How to Make the World add Up | Ten Rules for Thinking Differently About Numbers**
Harford is of course the ‘Undercover Economist’. The steady erosion of standards in the presentation of facts and numbers has meant this book has become essential. Search your feelings, get the back story and be curious and other principles are well-presented and illustrated
Hastings, Reid & Meyer, Erin
No Rules Rules: Netflix and the Culture of Reinvention
Heimans & Timms
Capitalism Reimagined in a World on Fire**
A book preaching the importance of fairness in business and society, strong institutions, and a guiding purpose and synthesised into how businesses can make these changes themselves and through collaboration. Lots on climate change and inequality.

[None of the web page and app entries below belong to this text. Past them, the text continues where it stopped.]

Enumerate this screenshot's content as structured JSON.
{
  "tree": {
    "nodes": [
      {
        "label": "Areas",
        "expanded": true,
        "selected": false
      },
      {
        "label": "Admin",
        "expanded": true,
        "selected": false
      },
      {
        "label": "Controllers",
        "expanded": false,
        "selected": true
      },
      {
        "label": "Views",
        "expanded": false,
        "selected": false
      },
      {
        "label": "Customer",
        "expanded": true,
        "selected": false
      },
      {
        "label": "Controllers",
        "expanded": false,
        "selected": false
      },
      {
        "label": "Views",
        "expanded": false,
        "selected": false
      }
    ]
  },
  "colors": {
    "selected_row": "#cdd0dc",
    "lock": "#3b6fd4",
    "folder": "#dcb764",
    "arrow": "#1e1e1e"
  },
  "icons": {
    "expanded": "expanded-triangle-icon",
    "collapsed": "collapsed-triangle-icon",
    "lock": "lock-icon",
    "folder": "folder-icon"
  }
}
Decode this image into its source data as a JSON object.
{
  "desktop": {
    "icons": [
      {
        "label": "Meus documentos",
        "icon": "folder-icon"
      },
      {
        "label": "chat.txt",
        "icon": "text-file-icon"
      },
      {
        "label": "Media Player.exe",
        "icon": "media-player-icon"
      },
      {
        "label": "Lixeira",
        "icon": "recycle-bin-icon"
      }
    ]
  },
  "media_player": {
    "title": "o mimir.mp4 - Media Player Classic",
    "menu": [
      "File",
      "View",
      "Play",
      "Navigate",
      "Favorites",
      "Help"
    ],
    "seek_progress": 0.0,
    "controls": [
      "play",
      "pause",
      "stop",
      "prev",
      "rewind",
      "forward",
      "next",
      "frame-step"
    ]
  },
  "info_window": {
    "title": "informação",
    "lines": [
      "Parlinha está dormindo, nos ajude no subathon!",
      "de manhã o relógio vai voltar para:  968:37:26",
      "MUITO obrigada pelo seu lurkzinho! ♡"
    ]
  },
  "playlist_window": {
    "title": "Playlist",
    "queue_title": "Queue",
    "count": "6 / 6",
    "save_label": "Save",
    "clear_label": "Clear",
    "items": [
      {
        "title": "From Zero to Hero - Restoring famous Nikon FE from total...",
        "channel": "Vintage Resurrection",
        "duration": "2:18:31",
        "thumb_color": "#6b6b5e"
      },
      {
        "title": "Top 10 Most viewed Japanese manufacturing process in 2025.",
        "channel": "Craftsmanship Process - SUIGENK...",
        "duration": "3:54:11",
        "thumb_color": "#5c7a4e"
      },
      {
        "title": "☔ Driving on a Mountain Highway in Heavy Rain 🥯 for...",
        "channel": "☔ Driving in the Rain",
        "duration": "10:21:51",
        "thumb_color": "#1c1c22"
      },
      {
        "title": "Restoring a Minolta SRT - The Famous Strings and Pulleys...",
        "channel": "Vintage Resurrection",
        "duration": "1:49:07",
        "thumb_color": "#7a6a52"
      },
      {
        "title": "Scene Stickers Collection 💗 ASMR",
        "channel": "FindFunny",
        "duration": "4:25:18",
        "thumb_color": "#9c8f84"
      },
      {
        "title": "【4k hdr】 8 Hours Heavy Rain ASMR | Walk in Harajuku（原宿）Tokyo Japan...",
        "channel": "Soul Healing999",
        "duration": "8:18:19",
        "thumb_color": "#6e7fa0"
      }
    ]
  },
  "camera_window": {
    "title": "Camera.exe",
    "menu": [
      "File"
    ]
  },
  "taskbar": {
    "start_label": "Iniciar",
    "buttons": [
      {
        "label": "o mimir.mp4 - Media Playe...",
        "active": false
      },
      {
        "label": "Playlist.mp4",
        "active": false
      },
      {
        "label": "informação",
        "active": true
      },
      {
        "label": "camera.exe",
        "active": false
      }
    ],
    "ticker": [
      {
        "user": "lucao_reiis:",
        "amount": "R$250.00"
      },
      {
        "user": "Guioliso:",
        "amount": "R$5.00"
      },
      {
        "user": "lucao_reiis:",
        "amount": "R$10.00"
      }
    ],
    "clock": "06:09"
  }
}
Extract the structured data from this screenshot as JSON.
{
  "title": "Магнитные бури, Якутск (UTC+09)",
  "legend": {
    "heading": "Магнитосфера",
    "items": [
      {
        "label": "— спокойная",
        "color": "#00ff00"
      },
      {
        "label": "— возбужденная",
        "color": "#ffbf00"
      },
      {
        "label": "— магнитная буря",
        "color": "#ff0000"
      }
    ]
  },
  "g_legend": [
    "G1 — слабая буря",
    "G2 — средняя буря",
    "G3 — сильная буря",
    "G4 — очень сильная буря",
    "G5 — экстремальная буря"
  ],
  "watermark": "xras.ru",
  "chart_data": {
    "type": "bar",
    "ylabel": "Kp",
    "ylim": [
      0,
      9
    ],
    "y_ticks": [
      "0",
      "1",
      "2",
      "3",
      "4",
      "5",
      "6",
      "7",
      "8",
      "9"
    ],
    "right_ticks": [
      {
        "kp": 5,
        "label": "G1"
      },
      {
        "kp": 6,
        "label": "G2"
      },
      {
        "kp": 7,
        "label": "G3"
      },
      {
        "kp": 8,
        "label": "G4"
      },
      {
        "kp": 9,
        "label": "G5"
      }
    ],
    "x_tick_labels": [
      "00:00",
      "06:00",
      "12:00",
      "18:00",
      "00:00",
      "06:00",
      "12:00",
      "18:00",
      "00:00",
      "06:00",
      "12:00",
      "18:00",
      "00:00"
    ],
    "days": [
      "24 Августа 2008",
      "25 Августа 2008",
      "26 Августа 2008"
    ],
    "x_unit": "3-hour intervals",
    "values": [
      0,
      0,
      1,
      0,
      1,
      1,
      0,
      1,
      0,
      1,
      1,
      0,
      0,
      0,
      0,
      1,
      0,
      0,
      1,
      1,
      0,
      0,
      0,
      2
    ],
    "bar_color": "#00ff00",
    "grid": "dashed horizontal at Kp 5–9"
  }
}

It is overly optimistic though
Thinking Fast and Slow*
Other People’s Money
Kay & King
Legacy – 15 Lessons in Leadership*
The End of Alchemy
The Mosaic Principle
The Peacemakers Code**
Malhotra is the Harvard Business Professor in negotiation, deal-making and conflict resolution who turns storyteller in this science fiction about alien invasion. The story is fast-paced fiction and has significance for society’s ability to face up to existential challenges through co-operation
More than you Know
The Value of Everything; Making and Taking in the Global Economy*
Seeing Around Corners; How to Spot Inflection Points in Business Before They Happen**
This is about the build-up in disruptions and how assiduous attention to factors at play in disruptions helps with prescience. The methods generate scenarios that enable organisations and individuals to pivot more quickly and join the disruptors and avoid being the disrupted.
How Boards Work: And How they can Work Better in a Chaotic World
The Diversity Bonus
Drive: The Surprising Truth about What Motivates Us*
Doughnut economics, is a visual framework for sustainable development – shaped like a doughnut or lifebelt – combining planetary boundaries and social boundaries and providing a framework for how different parts of our ecosystem can contribute to a sustainable future
Robinson, Kim Stanley
The Ministry for the Future***
KSR is well-known for science fiction which in this case he weaves into a dive into a number of non-fiction treatises: climate change is central, but so is geo-engineering, politics, and societal futures. In a world needing imagination on climate change this is both realistic and optimistic
Signal and Noise*
The Shareholder Value Myth
The End of Work
This is in the Malcolm Gladwell genre and explains through story-telling how teams can accomplish more than individuals but all too often fail in cognitive diversity by not using multiple frames of reference. The merits of dominant and prestige (servant) leaders is telling
Taleb, Nassim Nicholas
Fooled by Randomness**
An accurate account of the part played by noise in life, industry and investing. In this work he writes clearly on the part played by cognitive dissonance in seeing soft data as gospel; and the part played by unexpected events (black swans) and radical uncertainty as later picked up by Kay
This explains the future of AI from its current applications to massive extensions and on to generalised AI and the consequences in terms of the singularity. It is aimed at keeping AI constructive to our humanity but leaves a few doubts as to whether AI can stay a benign force
Becoming Wise; An Inquiry into the Mystery and Art of Living*
Scale. The Universal Laws of Life and Death in Organisms, Cities and Companies
***= don’t even think of not reading this
**= required and essential reading
*= essential reading